Andre Villas-Boas is a gifted linguist who is not only capable of holding press conferences in a number of different languages but also, from time to time, coining new English words that perhaps ought to exist but do not. Yet although the Tottenham Hotspur manager is, therefore, almost certainly acquainted with the German term schadenfreude, he does not seem to indulge in the delight in the troubles of others that it signifies.
Invited to express his satisfaction at hearing his name chanted by supporters at White Hart Lane while the boos ring out for Rafael Benitez at Chelsea, who sacked him last season, and Arsène Wenger at Arsenal, Spurs' greatest rivals, Villas-Boas declined the offer.
"There is empathy [between fans and manager] but the empathy is created by the fact that the team has changed fortunes recently and we have got the results," he said. "Really the fans are the best critic of your performances. At the moment the criticism is positive because we are on a good run.
"But everything can change. In this business you go from being the best to being donkeys very, very quickly. That is the nature of the game and that is the nature of football management. We just hope that at the end of the season we are able to sing each other's names. [Now] I prefer them to sing the players' names and push the team on."
The run of good form that has taken Spurs up to fourth place going into this weekend faces a severe examination today at Goodison Park, a ground that Villas-Boas says has been made into one of the toughest to visit in the Premier League by David Moyes, Everton's manager.
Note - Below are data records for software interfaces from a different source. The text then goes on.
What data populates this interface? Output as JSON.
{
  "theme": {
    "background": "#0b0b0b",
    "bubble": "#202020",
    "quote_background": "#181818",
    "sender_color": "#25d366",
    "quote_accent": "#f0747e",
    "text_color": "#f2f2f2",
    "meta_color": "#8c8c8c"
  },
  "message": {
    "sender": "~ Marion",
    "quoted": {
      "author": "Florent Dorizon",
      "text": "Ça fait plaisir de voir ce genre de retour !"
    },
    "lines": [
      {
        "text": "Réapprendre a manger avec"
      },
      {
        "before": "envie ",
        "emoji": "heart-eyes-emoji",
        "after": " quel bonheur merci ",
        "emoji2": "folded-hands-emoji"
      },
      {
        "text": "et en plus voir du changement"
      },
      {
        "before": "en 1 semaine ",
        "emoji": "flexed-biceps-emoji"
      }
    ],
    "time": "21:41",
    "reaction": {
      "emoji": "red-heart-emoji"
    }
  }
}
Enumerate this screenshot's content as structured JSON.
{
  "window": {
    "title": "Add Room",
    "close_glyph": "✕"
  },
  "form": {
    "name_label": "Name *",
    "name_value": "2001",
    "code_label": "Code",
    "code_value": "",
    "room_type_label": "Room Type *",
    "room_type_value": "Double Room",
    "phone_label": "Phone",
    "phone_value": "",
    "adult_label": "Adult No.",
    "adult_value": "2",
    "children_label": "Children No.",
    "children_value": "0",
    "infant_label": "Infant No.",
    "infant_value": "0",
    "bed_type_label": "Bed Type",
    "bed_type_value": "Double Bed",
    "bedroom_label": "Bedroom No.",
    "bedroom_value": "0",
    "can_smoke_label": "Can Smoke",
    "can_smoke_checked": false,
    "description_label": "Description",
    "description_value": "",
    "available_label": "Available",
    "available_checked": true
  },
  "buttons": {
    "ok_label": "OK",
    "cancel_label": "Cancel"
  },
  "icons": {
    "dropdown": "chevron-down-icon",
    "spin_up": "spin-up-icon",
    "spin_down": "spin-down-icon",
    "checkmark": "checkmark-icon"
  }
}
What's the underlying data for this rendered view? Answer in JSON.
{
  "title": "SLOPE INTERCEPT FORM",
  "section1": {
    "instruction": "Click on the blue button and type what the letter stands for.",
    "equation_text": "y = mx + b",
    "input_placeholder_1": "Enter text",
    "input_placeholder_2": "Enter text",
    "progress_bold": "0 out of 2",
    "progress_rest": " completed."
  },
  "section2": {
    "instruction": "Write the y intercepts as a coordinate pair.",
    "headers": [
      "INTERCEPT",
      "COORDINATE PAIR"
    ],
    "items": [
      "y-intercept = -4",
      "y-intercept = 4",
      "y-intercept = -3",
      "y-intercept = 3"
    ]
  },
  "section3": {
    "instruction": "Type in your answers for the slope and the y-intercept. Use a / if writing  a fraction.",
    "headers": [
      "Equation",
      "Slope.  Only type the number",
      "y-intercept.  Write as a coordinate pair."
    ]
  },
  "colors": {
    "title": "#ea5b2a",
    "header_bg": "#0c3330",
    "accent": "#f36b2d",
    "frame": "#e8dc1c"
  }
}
It is likely to represent a truer test of Tottenham's and Villas-Boas's credentials than four successive victories in the relatively friendly confines of the capital – Premier League wins against West Ham and Liverpool at White Hart Lane and Fulham at Craven Cottage, followed by a 3-1 home success against Panathinaikos in the Europa League.
Tottenham must replace Gareth Bale, who injured a hamstring against Fulham. Villas-Boas used Clint Dempsey on the left against Panathinaikos on Thursday and was rewarded with an assist and a goal, but he hinted that the American may return to a more central role today even though Emmanuel Adebayor and Jermain Defoe successfully reprised their forward partnership of last season against the Greeks in an effective, if old-fashioned, 4-4-2 system.
"It's not a question of fashion, it's what is effective for your team," he said. "Tottenham were so, so successful last year with this system. Adebayor and Defoe are different from each other but they seem to create for each other and they know each other very well.
"[Dempsey] had very successful years at Fulham coming in from the left. We tried him [on Thursday] and it was good for him because he is very responsible defensively and offensively he is very creative. He comes inside on the back of the opponents' midfield players and he just links up the game for us."
So, even though Dempsey lacks Bale's pace, if it ain't broke...? "I understand you don't consider Dempsey a striker. He has developed into playing in different positions, but for me he is a pure striker. And we have different alternatives [on the left]. We tried Gylfi Sigurdsson there, and I think you know we have quality players for us to choose between for that position, although with different characteristics."
An entertaining subplot in today's game could be a battle of Belgium midfielders, between the eye- catching Everton man Marouane Fellaini and Moussa Dembélé of Tottenham. "I think Fellaini is more of a goalscorer, he arrives in the box, scores more goals, makes use of his physical presence," Villas-Boas said. "Moussa has tremendous defensive qualities too, he recovers lots of balls and he has an amazing ability to hold on to the ball and drive the ball forward. So, different types of players but both extremely good."
Villas-Boas hopes Dembélé's name will be sung at Goodison today rather than Fellaini's – or even his own.
Everton v Tottenham Hotspur is today, kick-off 3pm